Microservices architecture embraces small, self-containing services that developers can build, deploy and scale independently. Some proponents of microservices say that it represents the death of monolithic app architecture. However, despite the allure of microservices, the monolith architectural style is still quite alive and well.
If your application is not that complex, a monolith-first strategy might be the best option. Explore several advantages of monolith architecture that make it the better choice in certain development scenarios.
Microservices enable you to build services using heterogeneous technologies and then glue them together. While a lot of existing tooling is geared toward microservices, it's not so easy to find a simple way to monitor those services and make sure that they are up and running all the time. Tool implementation alone can get costly for organizations, and then teams must spend plenty of time figuring out how to integrate these tools, with architecture reliability hanging in the balance.
And despite the fault tolerance capabilities of microservices, it remains difficult to identify failures in microservices-based applications via manual monitoring and testing methods. This hardship is primarily due to the architecture's decoupled nature. Teams will need automated monitoring systems, which only steepens overhead costs.
This represents one of the biggest advantages of monolithic architecture. In a monolith, boundaries become distinct. Teams can decipher the services and boundaries, and then refactor and decompose their monolith to build microservices, if they choose to. However, if tracking is already a problem in your monolithic app, don't think that moving to a distributed architecture will make it better.
A simple place for testing
There are plenty of tools, such as profilers, static code analyzers and test frameworks, that make it easier to test and debug microservice-based apps. But when you're dealing with loose coupling, it can become a nightmare for you to determine exactly where in execution something went wrong.
Microservices-based applications can better handle fault isolation and tolerance, but one of the advantages of monolithic architecture is that it's easier to test things when they're all in one place.

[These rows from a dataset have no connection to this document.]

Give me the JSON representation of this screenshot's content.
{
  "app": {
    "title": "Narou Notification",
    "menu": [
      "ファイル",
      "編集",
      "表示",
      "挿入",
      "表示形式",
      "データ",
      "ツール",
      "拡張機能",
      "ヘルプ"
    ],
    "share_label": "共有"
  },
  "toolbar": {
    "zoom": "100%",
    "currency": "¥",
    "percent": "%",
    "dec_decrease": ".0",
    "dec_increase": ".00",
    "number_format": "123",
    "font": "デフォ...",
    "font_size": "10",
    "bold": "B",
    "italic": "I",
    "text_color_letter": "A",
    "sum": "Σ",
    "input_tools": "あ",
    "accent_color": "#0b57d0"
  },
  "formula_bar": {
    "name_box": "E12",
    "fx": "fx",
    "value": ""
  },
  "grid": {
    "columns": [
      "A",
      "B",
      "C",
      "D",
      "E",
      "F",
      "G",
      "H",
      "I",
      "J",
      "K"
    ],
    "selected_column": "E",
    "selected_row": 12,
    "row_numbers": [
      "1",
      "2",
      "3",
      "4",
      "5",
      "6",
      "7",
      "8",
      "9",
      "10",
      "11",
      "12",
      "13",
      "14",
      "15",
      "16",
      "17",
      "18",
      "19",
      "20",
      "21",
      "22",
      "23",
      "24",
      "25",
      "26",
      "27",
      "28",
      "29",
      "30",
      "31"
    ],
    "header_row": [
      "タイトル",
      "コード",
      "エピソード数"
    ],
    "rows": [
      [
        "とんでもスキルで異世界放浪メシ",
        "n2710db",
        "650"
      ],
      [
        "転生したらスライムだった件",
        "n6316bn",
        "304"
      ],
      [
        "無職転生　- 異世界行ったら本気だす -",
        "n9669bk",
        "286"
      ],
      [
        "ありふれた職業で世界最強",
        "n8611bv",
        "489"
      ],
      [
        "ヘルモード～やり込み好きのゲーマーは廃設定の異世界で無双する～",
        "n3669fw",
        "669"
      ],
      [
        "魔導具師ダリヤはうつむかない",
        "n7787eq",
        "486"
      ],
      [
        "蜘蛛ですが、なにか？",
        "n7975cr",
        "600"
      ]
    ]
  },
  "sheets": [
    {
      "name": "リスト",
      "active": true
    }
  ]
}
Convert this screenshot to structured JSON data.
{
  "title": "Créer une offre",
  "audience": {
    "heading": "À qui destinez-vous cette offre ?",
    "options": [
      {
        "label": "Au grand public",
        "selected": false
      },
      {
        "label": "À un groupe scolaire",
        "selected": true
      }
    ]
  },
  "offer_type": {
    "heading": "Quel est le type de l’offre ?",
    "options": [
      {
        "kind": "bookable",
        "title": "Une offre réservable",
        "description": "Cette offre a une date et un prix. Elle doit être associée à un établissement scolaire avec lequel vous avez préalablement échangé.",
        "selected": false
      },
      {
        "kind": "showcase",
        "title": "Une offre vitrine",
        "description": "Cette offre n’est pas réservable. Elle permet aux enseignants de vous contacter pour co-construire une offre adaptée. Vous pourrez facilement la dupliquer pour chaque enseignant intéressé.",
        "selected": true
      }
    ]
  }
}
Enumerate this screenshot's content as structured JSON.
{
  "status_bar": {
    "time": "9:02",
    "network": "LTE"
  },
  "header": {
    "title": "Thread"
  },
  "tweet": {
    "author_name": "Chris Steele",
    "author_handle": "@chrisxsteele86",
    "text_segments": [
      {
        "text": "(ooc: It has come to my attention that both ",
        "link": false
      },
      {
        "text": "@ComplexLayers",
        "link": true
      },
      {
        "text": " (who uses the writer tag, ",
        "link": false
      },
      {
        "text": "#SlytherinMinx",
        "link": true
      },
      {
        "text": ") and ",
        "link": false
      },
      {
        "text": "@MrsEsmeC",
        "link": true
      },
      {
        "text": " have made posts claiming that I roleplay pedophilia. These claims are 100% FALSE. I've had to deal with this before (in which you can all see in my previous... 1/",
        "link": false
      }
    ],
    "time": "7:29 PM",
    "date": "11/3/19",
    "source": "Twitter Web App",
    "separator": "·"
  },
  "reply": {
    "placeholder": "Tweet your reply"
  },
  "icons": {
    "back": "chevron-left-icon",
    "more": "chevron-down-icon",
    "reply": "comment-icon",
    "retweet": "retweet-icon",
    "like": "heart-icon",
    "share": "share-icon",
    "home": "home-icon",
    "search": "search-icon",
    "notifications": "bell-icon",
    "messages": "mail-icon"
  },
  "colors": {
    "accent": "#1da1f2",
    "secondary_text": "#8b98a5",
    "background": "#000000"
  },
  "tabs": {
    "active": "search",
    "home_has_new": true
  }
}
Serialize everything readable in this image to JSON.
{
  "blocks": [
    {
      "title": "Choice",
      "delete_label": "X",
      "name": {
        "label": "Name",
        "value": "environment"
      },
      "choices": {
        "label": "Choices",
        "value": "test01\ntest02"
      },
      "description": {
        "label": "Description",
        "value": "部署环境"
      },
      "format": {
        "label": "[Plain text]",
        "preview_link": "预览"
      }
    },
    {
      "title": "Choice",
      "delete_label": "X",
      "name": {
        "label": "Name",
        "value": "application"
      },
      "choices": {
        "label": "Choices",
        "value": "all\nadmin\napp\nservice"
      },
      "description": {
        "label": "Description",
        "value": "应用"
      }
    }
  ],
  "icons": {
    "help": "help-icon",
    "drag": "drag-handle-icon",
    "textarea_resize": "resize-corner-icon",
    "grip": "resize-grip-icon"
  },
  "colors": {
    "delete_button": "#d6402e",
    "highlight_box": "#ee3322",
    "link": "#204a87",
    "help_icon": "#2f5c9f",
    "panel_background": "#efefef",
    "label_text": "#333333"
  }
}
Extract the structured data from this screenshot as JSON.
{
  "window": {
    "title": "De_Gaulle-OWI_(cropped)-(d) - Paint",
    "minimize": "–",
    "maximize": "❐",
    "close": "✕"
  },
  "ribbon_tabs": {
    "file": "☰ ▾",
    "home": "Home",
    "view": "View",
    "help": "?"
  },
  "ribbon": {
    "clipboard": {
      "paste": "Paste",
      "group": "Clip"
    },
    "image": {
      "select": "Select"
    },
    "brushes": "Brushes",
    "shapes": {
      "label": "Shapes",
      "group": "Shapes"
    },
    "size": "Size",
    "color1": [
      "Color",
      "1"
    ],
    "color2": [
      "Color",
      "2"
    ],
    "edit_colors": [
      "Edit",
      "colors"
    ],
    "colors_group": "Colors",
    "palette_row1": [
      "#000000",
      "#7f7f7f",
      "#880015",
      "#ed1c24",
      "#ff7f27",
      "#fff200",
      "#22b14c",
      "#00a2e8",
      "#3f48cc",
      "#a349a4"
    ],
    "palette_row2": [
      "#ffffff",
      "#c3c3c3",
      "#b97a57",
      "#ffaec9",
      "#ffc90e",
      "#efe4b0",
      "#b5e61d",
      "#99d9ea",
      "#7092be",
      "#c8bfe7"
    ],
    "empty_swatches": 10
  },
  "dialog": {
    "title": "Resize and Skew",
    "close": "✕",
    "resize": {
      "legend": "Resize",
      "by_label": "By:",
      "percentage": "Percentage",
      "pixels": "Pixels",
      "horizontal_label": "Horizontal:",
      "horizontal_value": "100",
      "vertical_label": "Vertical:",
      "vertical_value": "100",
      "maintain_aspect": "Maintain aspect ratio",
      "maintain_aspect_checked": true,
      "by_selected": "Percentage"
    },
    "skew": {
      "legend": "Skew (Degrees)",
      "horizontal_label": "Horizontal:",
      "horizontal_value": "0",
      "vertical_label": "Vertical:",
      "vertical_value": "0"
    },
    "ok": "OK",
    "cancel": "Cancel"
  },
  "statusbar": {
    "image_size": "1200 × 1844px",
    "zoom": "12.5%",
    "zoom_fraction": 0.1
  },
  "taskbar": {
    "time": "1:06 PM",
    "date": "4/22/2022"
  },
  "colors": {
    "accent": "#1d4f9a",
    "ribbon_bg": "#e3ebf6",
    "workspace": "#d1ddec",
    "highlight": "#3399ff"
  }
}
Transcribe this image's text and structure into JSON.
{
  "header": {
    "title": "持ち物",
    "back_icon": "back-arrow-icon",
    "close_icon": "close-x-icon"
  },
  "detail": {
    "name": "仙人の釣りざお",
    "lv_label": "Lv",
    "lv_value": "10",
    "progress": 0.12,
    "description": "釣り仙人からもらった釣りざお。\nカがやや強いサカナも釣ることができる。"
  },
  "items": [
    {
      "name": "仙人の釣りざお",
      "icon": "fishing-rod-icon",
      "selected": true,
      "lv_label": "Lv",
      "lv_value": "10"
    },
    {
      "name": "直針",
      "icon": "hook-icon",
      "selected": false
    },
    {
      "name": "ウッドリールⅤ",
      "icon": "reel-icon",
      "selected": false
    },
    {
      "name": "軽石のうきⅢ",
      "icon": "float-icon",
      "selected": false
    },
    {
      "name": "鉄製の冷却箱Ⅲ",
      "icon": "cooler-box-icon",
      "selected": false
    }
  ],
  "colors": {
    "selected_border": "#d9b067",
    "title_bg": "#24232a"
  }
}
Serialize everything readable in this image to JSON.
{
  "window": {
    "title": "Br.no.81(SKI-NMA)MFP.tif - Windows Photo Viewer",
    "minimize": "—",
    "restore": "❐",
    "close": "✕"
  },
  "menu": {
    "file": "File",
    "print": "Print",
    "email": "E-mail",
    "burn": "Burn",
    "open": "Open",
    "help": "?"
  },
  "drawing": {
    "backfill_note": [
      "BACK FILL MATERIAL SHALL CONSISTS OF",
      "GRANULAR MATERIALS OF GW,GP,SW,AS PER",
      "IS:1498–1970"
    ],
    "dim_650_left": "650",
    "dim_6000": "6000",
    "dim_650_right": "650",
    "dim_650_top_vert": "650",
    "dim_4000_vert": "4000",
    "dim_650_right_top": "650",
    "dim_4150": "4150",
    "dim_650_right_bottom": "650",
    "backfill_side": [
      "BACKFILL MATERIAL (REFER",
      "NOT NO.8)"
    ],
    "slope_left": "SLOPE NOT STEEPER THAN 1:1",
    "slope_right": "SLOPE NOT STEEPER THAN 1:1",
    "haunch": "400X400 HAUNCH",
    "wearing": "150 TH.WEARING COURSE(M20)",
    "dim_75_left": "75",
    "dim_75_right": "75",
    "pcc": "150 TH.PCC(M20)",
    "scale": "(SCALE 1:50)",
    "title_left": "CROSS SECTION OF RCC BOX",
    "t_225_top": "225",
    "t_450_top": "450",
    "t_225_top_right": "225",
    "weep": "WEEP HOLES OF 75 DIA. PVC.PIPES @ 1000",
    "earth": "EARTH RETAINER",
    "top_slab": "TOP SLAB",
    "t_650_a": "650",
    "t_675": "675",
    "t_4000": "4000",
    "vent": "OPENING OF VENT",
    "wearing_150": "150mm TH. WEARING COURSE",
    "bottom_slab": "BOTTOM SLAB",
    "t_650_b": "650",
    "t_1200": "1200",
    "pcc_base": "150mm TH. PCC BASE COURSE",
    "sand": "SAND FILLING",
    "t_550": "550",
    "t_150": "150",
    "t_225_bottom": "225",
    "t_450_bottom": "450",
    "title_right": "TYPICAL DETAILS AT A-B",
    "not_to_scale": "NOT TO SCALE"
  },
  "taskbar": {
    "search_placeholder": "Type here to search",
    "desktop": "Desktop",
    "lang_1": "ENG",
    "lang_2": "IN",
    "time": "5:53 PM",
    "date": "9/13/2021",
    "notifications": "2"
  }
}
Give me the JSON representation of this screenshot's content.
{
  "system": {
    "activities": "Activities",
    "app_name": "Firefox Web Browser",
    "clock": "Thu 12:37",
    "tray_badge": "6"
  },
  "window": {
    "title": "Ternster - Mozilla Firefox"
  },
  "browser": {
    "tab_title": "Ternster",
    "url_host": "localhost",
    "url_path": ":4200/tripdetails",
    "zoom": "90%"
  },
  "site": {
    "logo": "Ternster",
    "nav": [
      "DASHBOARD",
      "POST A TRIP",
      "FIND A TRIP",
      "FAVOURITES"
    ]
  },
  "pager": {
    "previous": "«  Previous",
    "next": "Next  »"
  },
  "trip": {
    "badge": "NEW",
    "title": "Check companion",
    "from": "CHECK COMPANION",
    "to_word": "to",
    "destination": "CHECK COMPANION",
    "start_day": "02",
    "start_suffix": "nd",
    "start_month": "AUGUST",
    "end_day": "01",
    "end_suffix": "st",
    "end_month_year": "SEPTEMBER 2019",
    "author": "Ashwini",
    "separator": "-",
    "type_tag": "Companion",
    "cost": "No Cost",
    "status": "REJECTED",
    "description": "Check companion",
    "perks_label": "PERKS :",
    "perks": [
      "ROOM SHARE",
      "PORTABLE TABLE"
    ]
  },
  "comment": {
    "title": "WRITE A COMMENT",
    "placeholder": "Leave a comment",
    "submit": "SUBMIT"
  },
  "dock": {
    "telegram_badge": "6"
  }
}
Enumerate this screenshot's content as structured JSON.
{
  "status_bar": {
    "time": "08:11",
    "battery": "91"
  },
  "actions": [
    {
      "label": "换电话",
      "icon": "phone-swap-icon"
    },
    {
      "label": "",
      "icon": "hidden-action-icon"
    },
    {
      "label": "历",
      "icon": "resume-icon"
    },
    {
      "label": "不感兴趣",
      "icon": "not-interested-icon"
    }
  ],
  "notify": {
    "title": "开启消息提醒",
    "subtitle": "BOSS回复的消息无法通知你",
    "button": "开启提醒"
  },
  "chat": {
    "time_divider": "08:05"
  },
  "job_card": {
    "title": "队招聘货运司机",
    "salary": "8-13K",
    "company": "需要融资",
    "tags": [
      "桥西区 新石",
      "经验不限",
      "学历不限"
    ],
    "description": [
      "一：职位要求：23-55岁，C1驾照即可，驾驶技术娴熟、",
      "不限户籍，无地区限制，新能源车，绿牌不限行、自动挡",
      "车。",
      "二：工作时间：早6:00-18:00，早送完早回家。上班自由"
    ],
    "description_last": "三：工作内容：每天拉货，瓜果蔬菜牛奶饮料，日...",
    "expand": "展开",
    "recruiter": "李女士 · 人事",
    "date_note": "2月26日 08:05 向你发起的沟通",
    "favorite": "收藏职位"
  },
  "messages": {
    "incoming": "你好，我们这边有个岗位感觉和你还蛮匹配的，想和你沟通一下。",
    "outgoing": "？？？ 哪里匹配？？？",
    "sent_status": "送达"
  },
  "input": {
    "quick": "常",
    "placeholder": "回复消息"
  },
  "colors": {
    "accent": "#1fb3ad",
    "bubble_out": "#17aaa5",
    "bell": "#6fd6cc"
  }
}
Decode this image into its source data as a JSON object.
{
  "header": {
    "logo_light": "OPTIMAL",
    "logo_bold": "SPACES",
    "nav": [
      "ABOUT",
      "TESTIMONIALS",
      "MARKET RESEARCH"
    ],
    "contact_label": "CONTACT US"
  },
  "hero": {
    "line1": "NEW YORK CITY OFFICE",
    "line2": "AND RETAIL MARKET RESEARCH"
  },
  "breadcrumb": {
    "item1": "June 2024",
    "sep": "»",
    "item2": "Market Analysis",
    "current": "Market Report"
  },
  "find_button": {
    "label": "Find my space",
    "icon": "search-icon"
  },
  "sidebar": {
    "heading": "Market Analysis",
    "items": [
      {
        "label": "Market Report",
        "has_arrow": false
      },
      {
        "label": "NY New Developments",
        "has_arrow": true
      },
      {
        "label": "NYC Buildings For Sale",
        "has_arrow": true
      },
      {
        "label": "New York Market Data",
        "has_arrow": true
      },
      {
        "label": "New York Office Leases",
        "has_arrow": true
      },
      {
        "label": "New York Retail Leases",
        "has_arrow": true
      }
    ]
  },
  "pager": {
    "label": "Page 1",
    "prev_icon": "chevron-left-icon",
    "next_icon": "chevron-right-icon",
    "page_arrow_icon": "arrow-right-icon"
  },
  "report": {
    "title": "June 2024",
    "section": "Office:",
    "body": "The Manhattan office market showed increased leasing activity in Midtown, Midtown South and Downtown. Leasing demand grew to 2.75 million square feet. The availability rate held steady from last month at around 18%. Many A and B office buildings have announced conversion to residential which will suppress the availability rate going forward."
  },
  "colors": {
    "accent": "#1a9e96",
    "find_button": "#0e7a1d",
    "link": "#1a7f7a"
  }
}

Less confused developers
Before making a decision, organizations should make sure their teams are properly trained and prepared for the challenges that microservices architecture can come with. Your team will need members that have the right expertise to build, deploy and manage microservices-based applications.
If your team doesn't have the right skills, working with microservices architecture can easily become a nightmare. If your developers are used to a monolith, this architectural change comes with a learning curve, which could ruffle some feathers. If the change is avoidable from a business perspective, it's best to let your developers stick with what they're good at and comfortable with.
A microservice might require data owned by another microservice or may need to access the services provided by another microservice. If you don't design your microservices-based application efficiently, the services might be chatty, needing to communicate unnecessarily often.
Communication between the components in a monolith occurs within the same application. In a microservices-based application, developers have to use inter-service communication designs to enable the services to talk to each other. Additionally, developers have to consider whether a microservice is communicating with another microservice synchronously or asynchronously.
No moving parts to secure
Security is an important issue to take care of both in monolithic and microservices architectures, but each architecture has security benefits and drawbacks.
In a monolithic application, if there is a security issue in any one component of the application, the entire application becomes vulnerable. Teams can find it challenging to isolate a potential security threat because they cannot bring down the entire application to solve a security issue.
If you are using a microservices architecture, security efforts bring forth a different type of challenge. With many moving parts at play -- e.g., services, components, APIs, etc. -- the potential attack surface increases security burdens, but at least microservices allow teams to isolate a tainted component without compromising the entire app.
One of the biggest benefits of microservices architecture is the ability to take advantage of numerous heterogeneous platforms and technologies. One downside to this type of mixed platform approach is the different dependencies and versions at play.
Teams must ask themselves if they're willing to take up the demanding task of managing the different versions and dependencies of a microservices application, as opposed to a monolithic app that wouldn't have this problem.
When not to go for monolithic architecture
A monolithic application poses obstacles to managing the code base, whether it's continuous deployment or even just adding new features when needed. A monolithic application can scale only in one dimension, running multiple copies of the application as the volume of transactions increases.
Imagine working on a complex application with a team that is spread across geographical boundaries. Microservices architecture makes more sense in this situation because it is more cost effective, and you can manage and scale the application seamlessly. Unlike a monolithic application, microservices apps are not married to or revolve around the technology stack. As far as team distribution is concerned, a monolith poses challenges when teams are not located in specific functional areas.
Which is best for you?
Compare the advantages of monolithic architecture to those of microservices before you make a final decision about your approach. The best thing to do is follow this basic rule of thumb: Only begin considering microservices architecture once you are absolutely positive that you need to build a system that is too complex to build, deploy, scale and manage as a monolith.